### What to do
Take each line of the records below that contains the string "circle" and copy it.

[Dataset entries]
········

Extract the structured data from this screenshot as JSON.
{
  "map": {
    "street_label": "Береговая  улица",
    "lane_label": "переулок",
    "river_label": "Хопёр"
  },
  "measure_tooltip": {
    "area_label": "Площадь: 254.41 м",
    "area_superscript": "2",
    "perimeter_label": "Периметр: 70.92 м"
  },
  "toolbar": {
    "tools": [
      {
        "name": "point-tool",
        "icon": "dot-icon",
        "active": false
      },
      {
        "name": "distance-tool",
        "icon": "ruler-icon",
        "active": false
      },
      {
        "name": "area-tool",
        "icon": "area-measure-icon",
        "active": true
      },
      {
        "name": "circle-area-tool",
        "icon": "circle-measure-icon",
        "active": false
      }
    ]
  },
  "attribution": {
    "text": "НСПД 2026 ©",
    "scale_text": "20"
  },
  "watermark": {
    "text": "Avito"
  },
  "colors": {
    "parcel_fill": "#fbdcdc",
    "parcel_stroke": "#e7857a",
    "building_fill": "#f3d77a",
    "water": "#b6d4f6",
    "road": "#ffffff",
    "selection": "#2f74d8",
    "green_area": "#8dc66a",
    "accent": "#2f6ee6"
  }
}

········

### Your solution
        "name": "circle-area-tool",
        "icon": "circle-measure-icon",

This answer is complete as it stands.